◆ **What this task involves**
Return each line of the records below that contains the word "your".
----
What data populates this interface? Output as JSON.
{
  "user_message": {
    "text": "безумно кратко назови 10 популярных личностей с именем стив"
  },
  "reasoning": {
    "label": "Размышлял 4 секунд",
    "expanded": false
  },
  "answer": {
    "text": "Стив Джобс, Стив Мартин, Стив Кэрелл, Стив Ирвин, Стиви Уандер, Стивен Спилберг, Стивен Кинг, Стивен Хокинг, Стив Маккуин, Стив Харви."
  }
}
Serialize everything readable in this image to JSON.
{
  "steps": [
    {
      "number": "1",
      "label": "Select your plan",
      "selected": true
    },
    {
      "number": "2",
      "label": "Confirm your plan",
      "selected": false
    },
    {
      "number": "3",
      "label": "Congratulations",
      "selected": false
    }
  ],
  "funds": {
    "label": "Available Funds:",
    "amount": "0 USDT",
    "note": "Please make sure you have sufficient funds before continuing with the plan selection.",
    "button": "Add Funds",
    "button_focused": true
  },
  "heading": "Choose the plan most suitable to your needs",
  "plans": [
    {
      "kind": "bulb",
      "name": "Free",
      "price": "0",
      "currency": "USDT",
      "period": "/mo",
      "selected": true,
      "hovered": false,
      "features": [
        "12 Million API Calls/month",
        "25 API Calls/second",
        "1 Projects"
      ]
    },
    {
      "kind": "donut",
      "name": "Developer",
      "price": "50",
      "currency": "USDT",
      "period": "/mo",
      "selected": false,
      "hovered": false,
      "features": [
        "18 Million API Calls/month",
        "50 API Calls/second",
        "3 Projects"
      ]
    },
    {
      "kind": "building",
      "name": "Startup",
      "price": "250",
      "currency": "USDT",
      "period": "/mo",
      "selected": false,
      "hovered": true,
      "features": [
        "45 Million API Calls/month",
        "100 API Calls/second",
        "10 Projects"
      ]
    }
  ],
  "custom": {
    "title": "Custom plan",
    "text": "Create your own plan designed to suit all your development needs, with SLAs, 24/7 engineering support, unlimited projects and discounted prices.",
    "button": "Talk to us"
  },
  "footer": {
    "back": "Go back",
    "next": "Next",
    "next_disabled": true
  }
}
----
◆ **Response to the exercise**
      "label": "Select your plan",
      "label": "Confirm your plan",
  "heading": "Choose the plan most suitable to your needs",
    "text": "Create your own plan designed to suit all your development needs, with SLAs, 24/7 engineering support, unlimited projects and discounted prices.",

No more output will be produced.